- A significant twelfth-generation ancestor was Queen Elizabeth I's favorite, Robert Devereux, 2nd Earl of Essex, whose excessive ambition displeased his sovereign and ultimately led him to the chopping block.
- Diana descends from three of the four favorites of King James VI and I of Scotland and England, although only the 1st Earl of Somerset is included in this volume.
- The Princess descends twice from the handsome Duke of Gordon and his wife, Jane Maxwell, known for her vivacity and wit, and famous for raising the Gordon Highlanders from her husband's estates.
- Another Scots forebear was Archibald Campbell, 9th Earl of Argyll, general of the forces that invaded Scotland in support of Monmouth's rebellion in 1685. As a result, Argyll lost his head at the same place where his father, the 1st Marquess of Argyll, was decapitated for changing sides one time too many during the English Civil War.
The New England Historic Genealogical Society, founded in 1845, has more than 23,000 members nationally, making it the oldest and largest non-profit genealogical organization in the country. The NEHGS library and archives, located in Boston's Back Bay neighborhood, includes more than 5,000 linear feet of shelves holding millions of manuscripts, letters, periodicals, books, documents, and other rare and valuable items. These collections provide genealogists of all levels and expertise immeasurable access to their own family histories and stories. The NEHGS staff includes some of the most respected and experienced genealogists in the country, specializing in early American, English, Irish, Scottish, and Canadian research.

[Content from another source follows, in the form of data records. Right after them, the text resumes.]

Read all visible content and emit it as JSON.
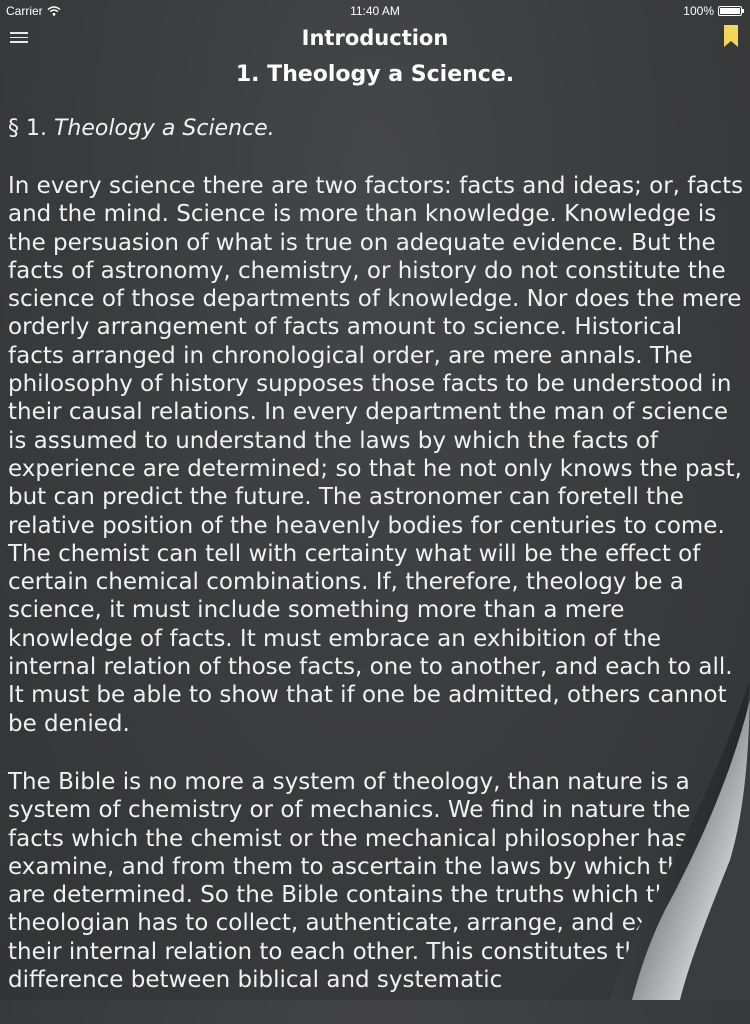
{
  "status_bar": {
    "carrier": "Carrier",
    "time": "11:40 AM",
    "battery": "100%"
  },
  "nav": {
    "title": "Introduction",
    "menu_icon": "hamburger-menu-icon",
    "bookmark_icon": "bookmark-icon"
  },
  "chapter": {
    "title": "1. Theology a Science."
  },
  "section": {
    "number": "§ 1.",
    "title": "Theology a Science."
  },
  "paragraphs": [
    "In every science there are two factors: facts and ideas; or, facts and the mind. Science is more than knowledge. Knowledge is the persuasion of what is true on adequate evidence. But the facts of astronomy, chemistry, or history do not constitute the science of those departments of knowledge. Nor does the mere orderly arrangement of facts amount to science. Historical facts arranged in chronological order, are mere annals. The philosophy of history supposes those facts to be understood in their causal relations. In every department the man of science is assumed to understand the laws by which the facts of experience are determined; so that he not only knows the past, but can predict the future. The astronomer can foretell the relative position of the heavenly bodies for centuries to come. The chemist can tell with certainty what will be the effect of certain chemical combinations. If, therefore, theology be a science, it must include something more than a mere knowledge of facts. It must embrace an exhibition of the internal relation of those facts, one to another, and each to all. It must be able to show that if one be admitted, others cannot be denied.",
    "The Bible is no more a system of theology, than nature is a system of chemistry or of mechanics. We find in nature the facts which the chemist or the mechanical philosopher has to examine, and from them to ascertain the laws by which they are determined. So the Bible contains the truths which the theologian has to collect, authenticate, arrange, and exhibit in their internal relation to each other. This constitutes the difference between biblical and systematic"
  ],
  "colors": {
    "background": "#3b3c3e",
    "text": "#f1f1f1",
    "bookmark": "#f2d65a"
  }
}
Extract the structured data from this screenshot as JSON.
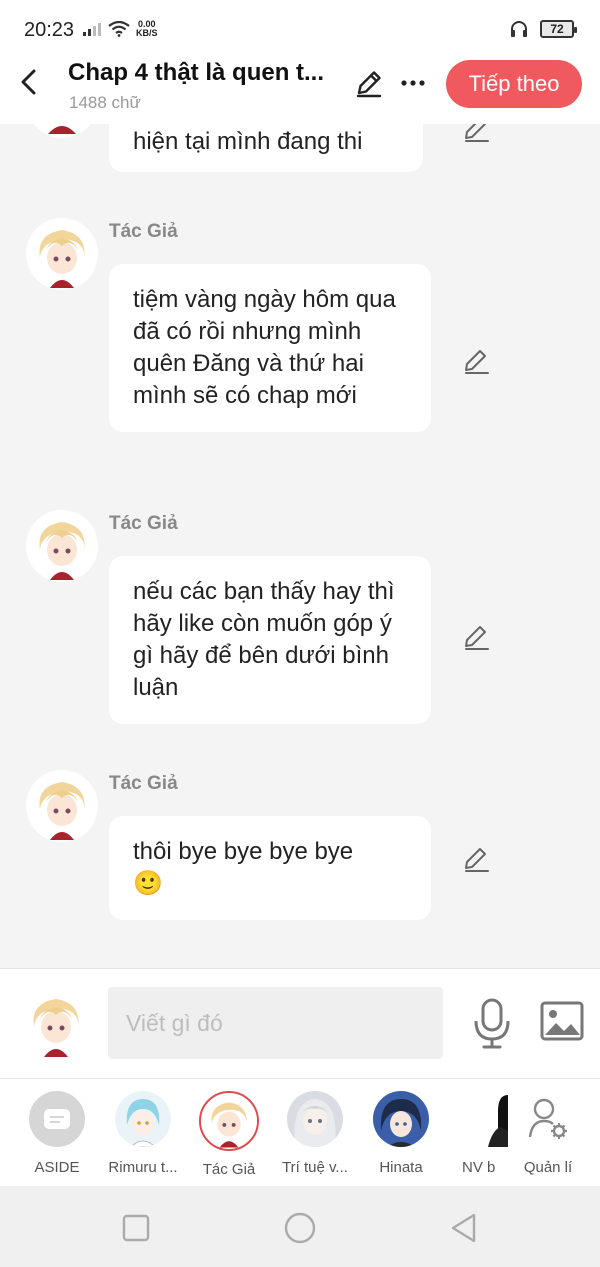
{
  "status_bar": {
    "time": "20:23",
    "net_speed_value": "0.00",
    "net_speed_unit": "KB/S",
    "battery": "72"
  },
  "header": {
    "title": "Chap 4 thật là quen t...",
    "word_count": "1488 chữ",
    "next_label": "Tiếp theo"
  },
  "messages": [
    {
      "author": "",
      "text": "hiện tại mình đang thi"
    },
    {
      "author": "Tác Giả",
      "text": "tiệm vàng ngày hôm qua đã có rồi nhưng mình quên Đăng và thứ hai mình sẽ có chap mới"
    },
    {
      "author": "Tác Giả",
      "text": "nếu các bạn thấy hay thì hãy like còn muốn góp ý gì hãy để bên dưới bình luận"
    },
    {
      "author": "Tác Giả",
      "text": "thôi bye bye bye bye",
      "emoji": "🙂"
    }
  ],
  "composer": {
    "placeholder": "Viết gì đó"
  },
  "characters": [
    {
      "label": "ASIDE"
    },
    {
      "label": "Rimuru t..."
    },
    {
      "label": "Tác Giả"
    },
    {
      "label": "Trí tuệ v..."
    },
    {
      "label": "Hinata"
    },
    {
      "label": "NV b"
    },
    {
      "label": "Quản lí"
    }
  ],
  "colors": {
    "accent": "#f05a5e",
    "background": "#f4f4f4",
    "bubble": "#ffffff"
  },
  "icons": {
    "back": "back-arrow-icon",
    "edit": "pencil-icon",
    "more": "more-dots-icon",
    "mic": "microphone-icon",
    "image": "image-icon",
    "manage": "user-gear-icon"
  }
}
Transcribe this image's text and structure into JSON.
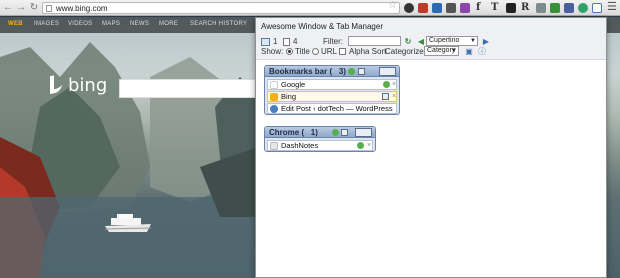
{
  "browser": {
    "url": "www.bing.com",
    "extension_glyphs": [
      "f",
      "T",
      "R"
    ]
  },
  "bing": {
    "nav": [
      "WEB",
      "IMAGES",
      "VIDEOS",
      "MAPS",
      "NEWS",
      "MORE",
      "SEARCH HISTORY"
    ],
    "logo_text": "bing"
  },
  "popup": {
    "title": "Awesome Window & Tab Manager",
    "window_count": "1",
    "tab_count": "4",
    "filter_label": "Filter:",
    "filter_value": "",
    "theme_select": "Cupertino",
    "show_label": "Show:",
    "show_title": "Title",
    "show_url": "URL",
    "alpha_sort": "Alpha Sort",
    "categorize_label": "Categorize:",
    "categorize_select": "Category",
    "groups": [
      {
        "title": "Bookmarks bar (",
        "count": "3)",
        "tabs": [
          {
            "label": "Google",
            "favicon_color": "#ffffff"
          },
          {
            "label": "Bing",
            "favicon_color": "#f2b01e"
          },
          {
            "label": "Edit Post ‹ dotTech — WordPress",
            "favicon_color": "#4a7fc0"
          }
        ]
      },
      {
        "title": "Chrome (",
        "count": "1)",
        "tabs": [
          {
            "label": "DashNotes",
            "favicon_color": "#e8e8e8"
          }
        ]
      }
    ]
  },
  "colors": {
    "bing_nav_active": "#f4b400",
    "group_header": "#91a9cd",
    "selected_tab": "#fffbe6"
  }
}
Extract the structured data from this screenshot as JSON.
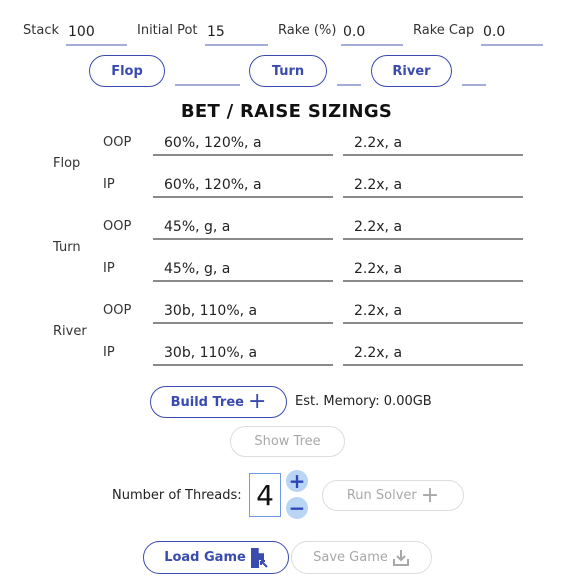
{
  "params": {
    "stack_label": "Stack",
    "stack_value": "100",
    "pot_label": "Initial Pot",
    "pot_value": "15",
    "rake_label": "Rake (%)",
    "rake_value": "0.0",
    "rakecap_label": "Rake Cap",
    "rakecap_value": "0.0"
  },
  "board": {
    "flop_label": "Flop",
    "flop_value": "",
    "turn_label": "Turn",
    "turn_value": "",
    "river_label": "River",
    "river_value": ""
  },
  "sizings": {
    "title": "BET / RAISE SIZINGS",
    "streets": [
      {
        "name": "Flop",
        "rows": [
          {
            "pos": "OOP",
            "bet": "60%, 120%, a",
            "raise": "2.2x, a"
          },
          {
            "pos": "IP",
            "bet": "60%, 120%, a",
            "raise": "2.2x, a"
          }
        ]
      },
      {
        "name": "Turn",
        "rows": [
          {
            "pos": "OOP",
            "bet": "45%, g, a",
            "raise": "2.2x, a"
          },
          {
            "pos": "IP",
            "bet": "45%, g, a",
            "raise": "2.2x, a"
          }
        ]
      },
      {
        "name": "River",
        "rows": [
          {
            "pos": "OOP",
            "bet": "30b, 110%, a",
            "raise": "2.2x, a"
          },
          {
            "pos": "IP",
            "bet": "30b, 110%, a",
            "raise": "2.2x, a"
          }
        ]
      }
    ]
  },
  "tree": {
    "build_label": "Build Tree",
    "memory_text": "Est. Memory: 0.00GB",
    "show_label": "Show Tree"
  },
  "solver": {
    "threads_label": "Number of Threads:",
    "threads_value": "4",
    "plus_symbol": "+",
    "minus_symbol": "−",
    "run_label": "Run Solver"
  },
  "game": {
    "load_label": "Load Game",
    "save_label": "Save Game"
  },
  "colors": {
    "accent": "#3a4bb0",
    "underline": "#a4acd9",
    "disabled": "#a8a8a8",
    "stepper_bg": "#b9d4f5"
  }
}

NEHGS publishes several publications including The New England Historical and Genealogical Register. Published since 1847, the Register is considered by many to be the leading source of early American research information. Under the NEHGS and Newbury Street Press imprints, NEHGS also publishes a number of books on family and local history.